|Gross Weight:||58798.0 lbs|
|Payload:||6,000 lb (bomber)|
|Armament:||four 20mm cannon (bomber)|
|No. of Engines:||2|
|Cruise Speed:||450.00 mph|
|Max Speed:||582.00 Mph|
In the midst of the Korean War, the United States Air Force determined it
needed an all-weather tactical bomber capable of the low-level interdiction of
enemy ground transports. Designed by English Electric Aviation, the twin
jet-engine Canberra light bomber won the competition, becoming the first foreign designed military aircraft to be produced in the United States since the First World War. Behind in Canberra orders to the RAF, English Electric granted Martin Aviation the contract to produce the newly designated B-57 in the United States.
Although the Martin Company began with the sleek Canberra jet-bomber, they made significant improvements re-configuring the aircraft with powerful Wright J65 engines, adding wingtip fuel tanks, reducing the crew from three to two and
installing bomb-bay doors that rotated into the fuselage to decrease drag.
The first production B-57 flew on July 20, 1953, seven days before the
Armistice ending the Korean War. By August, the USAF had accepted the B-57 for production. Between 1953 and 1957, 403 B-57s were built in various
The War in Vietnam brought the B-57 into conflict for the first time when two
RB-57Es arrived in Southeast Asia in April of 1963 to fly reconnaissance
sorties. By August of the next year, B-57B bombers from the Air Force's 8th and
13th Bomb Squadrons were engaged in night interdiction missions from bases in
Bien Hoa, Vietnam. 1966 saw the B-57 contingent transferred to Phan Rang Air
Base to conduct operations centered on the Ho Chi Minh trail and the Viet Cong
strongholds in Binh Duong Province known as the "Iron Triangle." A total of 94
B-57Bs were deployed to Southeast Asia, 51 were lost in combat and seven to

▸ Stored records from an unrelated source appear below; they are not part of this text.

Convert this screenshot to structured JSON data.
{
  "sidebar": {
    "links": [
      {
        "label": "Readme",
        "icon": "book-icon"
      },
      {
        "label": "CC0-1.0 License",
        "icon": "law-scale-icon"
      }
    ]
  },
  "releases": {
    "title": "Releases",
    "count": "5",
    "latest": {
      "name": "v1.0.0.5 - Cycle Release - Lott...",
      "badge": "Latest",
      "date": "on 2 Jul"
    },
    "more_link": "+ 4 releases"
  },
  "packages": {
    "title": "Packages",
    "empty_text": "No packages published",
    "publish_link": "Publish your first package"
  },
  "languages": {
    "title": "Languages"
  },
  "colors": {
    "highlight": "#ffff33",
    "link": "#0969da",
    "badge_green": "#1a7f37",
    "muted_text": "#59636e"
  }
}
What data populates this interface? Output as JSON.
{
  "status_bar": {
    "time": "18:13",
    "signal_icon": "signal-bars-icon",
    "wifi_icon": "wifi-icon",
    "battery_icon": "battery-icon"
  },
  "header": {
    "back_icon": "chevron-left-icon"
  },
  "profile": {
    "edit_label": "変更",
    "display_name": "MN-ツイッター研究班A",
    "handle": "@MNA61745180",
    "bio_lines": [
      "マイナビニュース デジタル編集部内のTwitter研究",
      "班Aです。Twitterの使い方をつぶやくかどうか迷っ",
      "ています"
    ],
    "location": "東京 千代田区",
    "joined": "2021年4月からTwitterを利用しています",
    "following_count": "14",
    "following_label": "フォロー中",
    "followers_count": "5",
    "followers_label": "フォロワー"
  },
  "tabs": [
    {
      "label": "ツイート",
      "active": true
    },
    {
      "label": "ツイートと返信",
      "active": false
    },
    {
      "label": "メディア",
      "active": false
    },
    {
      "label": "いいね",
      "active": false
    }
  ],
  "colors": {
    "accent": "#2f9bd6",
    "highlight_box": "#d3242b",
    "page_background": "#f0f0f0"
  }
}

other causes. By 1969, only nine survived.
March Field Air Museum's B-57B, serial number 52-1519 is one of those rare
survivors. Beginning life as a "D" model, it was delivered to the Air Force on
March 29, 1955. During its operational life, it saw service with the 8th

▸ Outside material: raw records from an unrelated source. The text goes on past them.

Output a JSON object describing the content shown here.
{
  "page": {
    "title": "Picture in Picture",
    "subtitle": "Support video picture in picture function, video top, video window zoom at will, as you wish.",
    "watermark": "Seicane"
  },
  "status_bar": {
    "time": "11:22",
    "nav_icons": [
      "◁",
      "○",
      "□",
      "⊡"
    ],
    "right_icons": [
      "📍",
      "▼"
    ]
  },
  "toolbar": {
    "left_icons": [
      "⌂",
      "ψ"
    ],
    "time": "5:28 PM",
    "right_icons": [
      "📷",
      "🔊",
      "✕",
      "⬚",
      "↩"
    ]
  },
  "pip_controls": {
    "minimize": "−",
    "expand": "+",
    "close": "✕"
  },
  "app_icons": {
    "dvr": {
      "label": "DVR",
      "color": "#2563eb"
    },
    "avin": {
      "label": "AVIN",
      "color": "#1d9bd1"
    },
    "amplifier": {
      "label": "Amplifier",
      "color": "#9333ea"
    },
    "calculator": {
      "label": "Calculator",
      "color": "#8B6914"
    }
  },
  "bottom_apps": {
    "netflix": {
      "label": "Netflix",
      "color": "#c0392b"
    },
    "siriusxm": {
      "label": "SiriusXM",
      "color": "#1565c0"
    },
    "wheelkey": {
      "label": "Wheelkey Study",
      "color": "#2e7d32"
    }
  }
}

Tactical Bombing Squadron, Air National Guard Units in Kansas and Kentucky,
PACAF units at Clark AB, Philippines, and Phan Rang AB, Vietnam. From 1969 to
1972, 52-1519 was stored at the "boneyard" at Davis-Monthan AFB, AZ. In 1973 it was converted to an EB-57B for an Electronic Counter-Measures (ECM) role, and flew with the 158th Defense Systems Evaluation Group of the Vermont Air National Guard from 1974-1981. This aircraft is currently on loan from the NMUSAF.